People will say that what happened Monday was unfair to Porter, and they're absolutely correct. You can't win with a losing hand, and the Astros, famously, have deliberately dealt themselves one in recent seasons, working with bare-bones payrolls and largely relying on young and inexperienced talent. Even if a .500 record was something of an inter-organizational goal in 2014, it wasn't an especially realistic one, not even at a time when competitive parity is all the rage on the Major League stage. If you've watched the Astros play lately, you actually might have walked away impressed with the effort and enthusiasm level for a club some 20 games under .500, and you'd see enough coalescing talent -- Jose Altuve, George Springer, Jonathan Singleton, Dallas Keuchel and Collin McHugh -- to imagine a friskier future.
Really, though, Porter's dismissal wasn't about record, it wasn't about effort and I don't think it was even about the development strides (or lack thereof) shown at the big league level. It was all about the state of communication and cooperation between the GM's office and the dugout.
Clearly, relations had been frayed in both areas. Reportedly, Luhnow and Porter clashed on many things, not the least of which was the front office's recent decision to have struggling prospect Mark Appel throw a bullpen session for big league pitching coach Brent Strom at Minute Maid Park -- an arrangement that angered several current Astros. Porter was apparently not given proper notice, and he, too, seethed behind the scenes.
If, for owner Jim Crane, this ultimately did come down to a choice between Porter and Luhnow, it was obvious all along who would win that particular battle. This hasn't exactly been a banner year for the Astros front office, what with the Brady Aiken signing snafu and the leaked internal trade discussions. But changing managers is like changing the tires on your car, whereas changing general managers -- especially this deep into a comprehensive organizational overhaul -- is a total engine rebuild, one the Astros ("Your 2017 World Series champs!" per Sports Illustrated) do not yet seem to need.

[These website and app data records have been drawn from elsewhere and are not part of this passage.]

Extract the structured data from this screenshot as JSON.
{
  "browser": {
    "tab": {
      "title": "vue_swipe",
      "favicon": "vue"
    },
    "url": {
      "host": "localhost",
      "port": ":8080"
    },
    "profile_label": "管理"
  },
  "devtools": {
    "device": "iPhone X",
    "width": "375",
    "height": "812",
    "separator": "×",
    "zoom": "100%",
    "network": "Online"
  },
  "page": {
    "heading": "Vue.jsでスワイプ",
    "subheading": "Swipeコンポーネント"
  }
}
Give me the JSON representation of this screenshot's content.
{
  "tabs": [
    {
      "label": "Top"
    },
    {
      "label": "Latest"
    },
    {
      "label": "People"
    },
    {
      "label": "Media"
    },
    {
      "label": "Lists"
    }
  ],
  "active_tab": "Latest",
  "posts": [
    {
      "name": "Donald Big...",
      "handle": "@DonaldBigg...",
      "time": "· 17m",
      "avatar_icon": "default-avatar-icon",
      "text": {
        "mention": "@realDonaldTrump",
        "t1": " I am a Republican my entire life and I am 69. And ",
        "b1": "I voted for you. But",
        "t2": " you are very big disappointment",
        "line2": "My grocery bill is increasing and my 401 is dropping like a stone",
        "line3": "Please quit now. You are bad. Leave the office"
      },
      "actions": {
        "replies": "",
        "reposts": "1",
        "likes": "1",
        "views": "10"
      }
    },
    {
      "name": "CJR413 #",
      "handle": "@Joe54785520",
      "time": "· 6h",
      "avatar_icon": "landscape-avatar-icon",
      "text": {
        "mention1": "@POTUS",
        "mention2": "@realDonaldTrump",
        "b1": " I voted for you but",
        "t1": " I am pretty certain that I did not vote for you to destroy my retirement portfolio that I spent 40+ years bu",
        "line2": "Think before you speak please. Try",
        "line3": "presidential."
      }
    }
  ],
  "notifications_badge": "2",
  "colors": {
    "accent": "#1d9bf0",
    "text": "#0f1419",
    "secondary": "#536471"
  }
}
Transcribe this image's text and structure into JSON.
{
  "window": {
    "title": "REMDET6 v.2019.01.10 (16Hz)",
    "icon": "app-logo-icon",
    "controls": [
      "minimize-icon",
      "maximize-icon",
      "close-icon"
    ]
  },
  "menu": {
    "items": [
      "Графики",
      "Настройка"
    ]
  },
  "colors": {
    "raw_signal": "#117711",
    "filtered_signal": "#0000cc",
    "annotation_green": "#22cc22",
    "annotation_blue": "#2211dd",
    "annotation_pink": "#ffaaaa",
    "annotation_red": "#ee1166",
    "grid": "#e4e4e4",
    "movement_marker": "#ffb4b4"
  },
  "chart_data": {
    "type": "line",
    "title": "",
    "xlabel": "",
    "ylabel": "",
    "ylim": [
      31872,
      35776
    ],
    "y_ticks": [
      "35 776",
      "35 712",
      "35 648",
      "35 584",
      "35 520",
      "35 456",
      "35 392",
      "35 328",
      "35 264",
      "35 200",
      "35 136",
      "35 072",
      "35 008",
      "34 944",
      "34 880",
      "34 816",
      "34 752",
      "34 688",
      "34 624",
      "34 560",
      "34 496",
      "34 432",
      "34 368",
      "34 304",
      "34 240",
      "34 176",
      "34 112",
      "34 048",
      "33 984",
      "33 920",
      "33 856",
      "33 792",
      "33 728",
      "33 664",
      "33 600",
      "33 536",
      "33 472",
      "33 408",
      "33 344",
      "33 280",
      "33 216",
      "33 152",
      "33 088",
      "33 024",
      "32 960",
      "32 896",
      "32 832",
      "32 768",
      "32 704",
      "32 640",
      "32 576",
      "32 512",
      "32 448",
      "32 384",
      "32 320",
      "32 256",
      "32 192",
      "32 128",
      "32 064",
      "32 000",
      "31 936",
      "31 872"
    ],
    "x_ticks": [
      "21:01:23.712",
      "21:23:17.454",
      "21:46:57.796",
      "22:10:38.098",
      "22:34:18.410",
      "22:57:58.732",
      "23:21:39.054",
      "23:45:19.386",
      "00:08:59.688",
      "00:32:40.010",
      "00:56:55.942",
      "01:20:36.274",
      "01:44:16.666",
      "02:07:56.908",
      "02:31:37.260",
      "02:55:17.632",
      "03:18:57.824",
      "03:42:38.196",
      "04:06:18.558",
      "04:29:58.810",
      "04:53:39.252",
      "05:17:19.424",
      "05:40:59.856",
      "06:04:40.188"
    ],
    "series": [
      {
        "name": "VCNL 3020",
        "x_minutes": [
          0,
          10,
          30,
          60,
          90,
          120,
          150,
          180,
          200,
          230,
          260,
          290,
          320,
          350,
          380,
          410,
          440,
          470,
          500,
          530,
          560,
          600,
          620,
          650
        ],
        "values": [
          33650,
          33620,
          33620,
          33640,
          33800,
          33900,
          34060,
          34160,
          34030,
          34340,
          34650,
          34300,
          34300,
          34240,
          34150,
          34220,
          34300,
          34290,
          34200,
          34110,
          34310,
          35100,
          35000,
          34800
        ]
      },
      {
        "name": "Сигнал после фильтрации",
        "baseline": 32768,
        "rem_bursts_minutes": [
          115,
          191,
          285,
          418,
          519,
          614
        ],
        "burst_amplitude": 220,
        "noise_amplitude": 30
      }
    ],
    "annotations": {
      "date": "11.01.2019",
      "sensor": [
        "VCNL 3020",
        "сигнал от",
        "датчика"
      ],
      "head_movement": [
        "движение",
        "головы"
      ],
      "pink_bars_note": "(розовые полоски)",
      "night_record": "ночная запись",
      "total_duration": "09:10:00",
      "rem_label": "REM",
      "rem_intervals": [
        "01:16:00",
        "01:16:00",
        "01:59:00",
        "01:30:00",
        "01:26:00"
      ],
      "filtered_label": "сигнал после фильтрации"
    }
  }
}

Whoever permanently replaces Porter will have to be understanding of the unorthodox environment he's stepping into. Even at a time when the defensive shift is all the rage in MLB, the Astros shift like it's nobody's business (a Major League-leading 1,204 shifts through Sunday, with the next-closest club, the Yankees, ringing in at 687). They use a "modified tandem" strategy with their starters in the minors, a tact that will undoubtedly impact the big league transition for those arms, one way or another. Beyond that, Luhnow relies heavily on input from his "director of decision sciences," Sig Mejdal, a former NASA bio-mathematician, and, by all accounts, the Astros' front office seems to have more than the usual amount of input and inquiry with regard to day-to-day strategizing -- lineup construction, bullpen usage, etc.
It will take a special, forward-thinking, understanding soul to mesh with that mindset. But the Astros will find plenty of potential candidates (Craig Biggio, anybody?), because the gig is ultimately alluring, and the Major League manager, with a few rare exceptions (Mike Scioscia, Buck Showalter and Terry Francona among them) is not the outsized personality he once was.
In Houston, that's particularly important, because the manner of building this ball club is particularly unusual. Porter didn't get fired because he lost too many games. He got fired because there was a rupture in the cohesion that has become elemental at this level. Ultimately, the former University of Iowa defensive back's football-type mentality and intensity didn't play with Luhnow and Co.
Maybe the Browns will come calling.